• Publications
  • Influence
Attitudinal effects of mere exposure.
The hypothesis is offered that mere repeated exposure of the individual to a stimulus object enhances his attitude toward it. By "mere" exposure is meant a condition making the stimulus accessible to
Affect, cognition, and awareness: affective priming with optimal and suboptimal stimulus exposures.
  • S. Murphy, R. Zajonc
  • Psychology, Biology
    Journal of personality and social psychology
  • 1 May 1993
The affective primacy hypothesis, which asserts that positive and negative affective reactions can be evoked with minimal stimulus input and virtually no cognitive processing, is tested by comparing the effects of affective and cognitive priming under extremely brief and longer exposure durations.
Mere Exposure: A Gateway to the Subliminal
Empirical research shows that a benign experience of repetition can in and of itself enhance positive affect, and that such affect can become attached not only to stimuli that have been exposed but also to similar stimulus that have not been previously exposed, and to totally distinct stimuli as well.
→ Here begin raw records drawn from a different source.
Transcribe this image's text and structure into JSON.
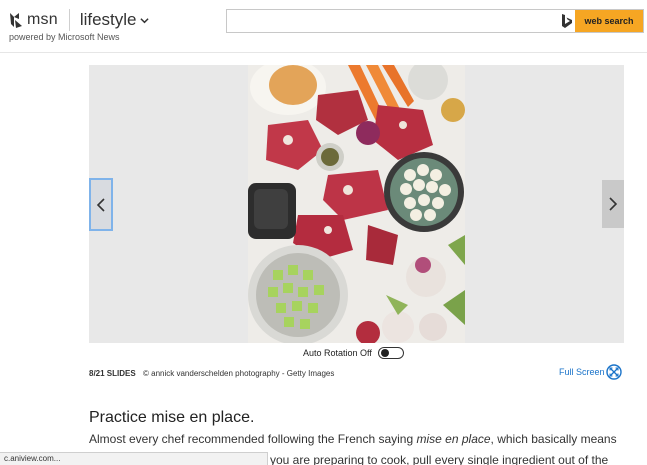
{
  "header": {
    "logo_text": "msn",
    "section": "lifestyle",
    "powered_by": "powered by Microsoft News",
    "search_placeholder": "",
    "search_button": "web search"
  },
  "slideshow": {
    "auto_rotation_label": "Auto Rotation Off",
    "slide_counter": "8/21 SLIDES",
    "credit": "© annick vanderschelden photography - Getty Images",
    "full_screen_label": "Full Screen"
  },
  "article": {
    "heading": "Practice mise en place.",
    "paragraph_line1_start": "Almost every chef recommended following the French saying ",
    "paragraph_line1_italic": "mise en place",
    "paragraph_line1_end": ", which basically means",
    "paragraph_line2": "you are preparing to cook, pull every single ingredient out of the"
  },
  "status_bar": {
    "text": "c.aniview.com..."
  },
  "colors": {
    "accent": "#f6a623",
    "link": "#1a73c9",
    "prev_border": "#7fb3ea"
  }
}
On the primacy of affect.
Lazarus has challenged the view that there are circumstances under which affect precedes cognition and that affective arousal that does not entail prior cognitive appraisal exists. His argument,
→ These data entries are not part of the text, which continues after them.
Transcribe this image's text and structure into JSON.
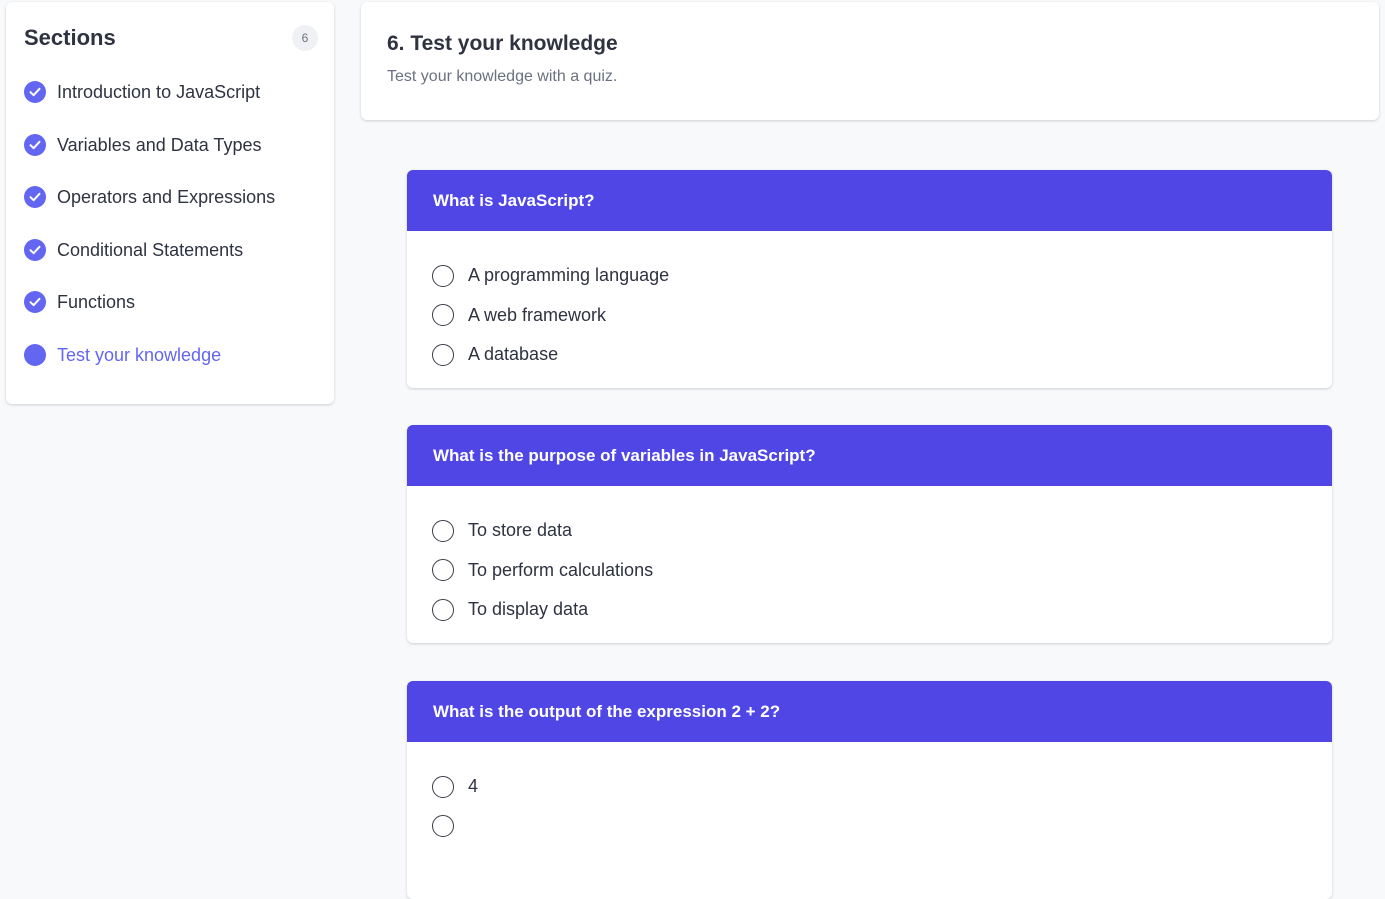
{
  "sidebar": {
    "title": "Sections",
    "count": "6",
    "items": [
      {
        "label": "Introduction to JavaScript",
        "status": "completed"
      },
      {
        "label": "Variables and Data Types",
        "status": "completed"
      },
      {
        "label": "Operators and Expressions",
        "status": "completed"
      },
      {
        "label": "Conditional Statements",
        "status": "completed"
      },
      {
        "label": "Functions",
        "status": "completed"
      },
      {
        "label": "Test your knowledge",
        "status": "current"
      }
    ]
  },
  "header": {
    "title": "6. Test your knowledge",
    "subtitle": "Test your knowledge with a quiz."
  },
  "quiz": {
    "questions": [
      {
        "text": "What is JavaScript?",
        "options": [
          "A programming language",
          "A web framework",
          "A database"
        ]
      },
      {
        "text": "What is the purpose of variables in JavaScript?",
        "options": [
          "To store data",
          "To perform calculations",
          "To display data"
        ]
      },
      {
        "text": "What is the output of the expression 2 + 2?",
        "options": [
          "4"
        ]
      }
    ]
  },
  "colors": {
    "accent": "#6366f1",
    "question_header": "#4f46e5",
    "background": "#f8f9fb"
  },
  "icons": {
    "completed": "check-circle-icon",
    "current": "filled-circle-icon",
    "option": "radio-icon"
  }
}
Family configuration and intelligence.
An attempt is made to show generally that variations in aggregate intelligence scores are closely associated with variations in patterns of family configuration and that these aggregate family
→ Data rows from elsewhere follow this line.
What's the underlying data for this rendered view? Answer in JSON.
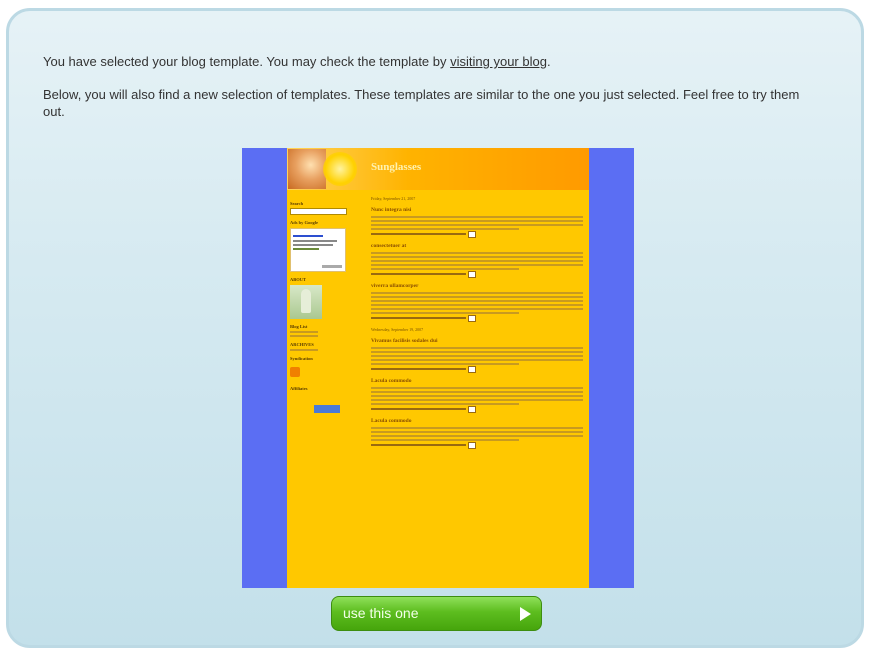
{
  "message": {
    "line1_before": "You have selected your blog template. You may check the template by ",
    "line1_link": "visiting your blog",
    "line1_after": ".",
    "line2": "Below, you will also find a new selection of templates. These templates are similar to the one you just selected. Feel free to try them out."
  },
  "preview": {
    "blog_title": "Sunglasses",
    "sidebar": {
      "search_heading": "Search",
      "ads_heading": "Ads by Google",
      "ad_link": "Cheap Vacation Ads",
      "about_heading": "ABOUT",
      "blog_list_heading": "Blog List",
      "archive_heading": "ARCHIVES",
      "syndication_heading": "Syndication",
      "affiliate_heading": "Affiliates"
    },
    "main": {
      "date1": "Friday, September 21, 2007",
      "post1_title": "Nunc integra nisi",
      "post2_title": "consectetuer at",
      "post3_title": "viverra ullamcorper",
      "date2": "Wednesday, September 19, 2007",
      "post4_title": "Vivamus facilisis sodales dui",
      "post5_title": "Lacula commodo",
      "post6_title": "Lacula commodo"
    }
  },
  "actions": {
    "use_button_label": "use this one"
  },
  "colors": {
    "preview_side": "#5b6ef3",
    "blog_bg": "#ffc800",
    "button_green": "#5dbd1f"
  },
  "icons": {
    "use_button_arrow": "play-arrow-icon"
  }
}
Facial efference and the experience of emotion.
The aim of this book is to provide a Discussion of the Literature on Facial Feedback and its Applications in Therapy and the Foundations of Emotional Experience.
The process of cognitive tuning in communication.
  • R. Zajonc
  • Psychology, Medicine
    Journal of abnormal and social psychology
  • 1 September 1960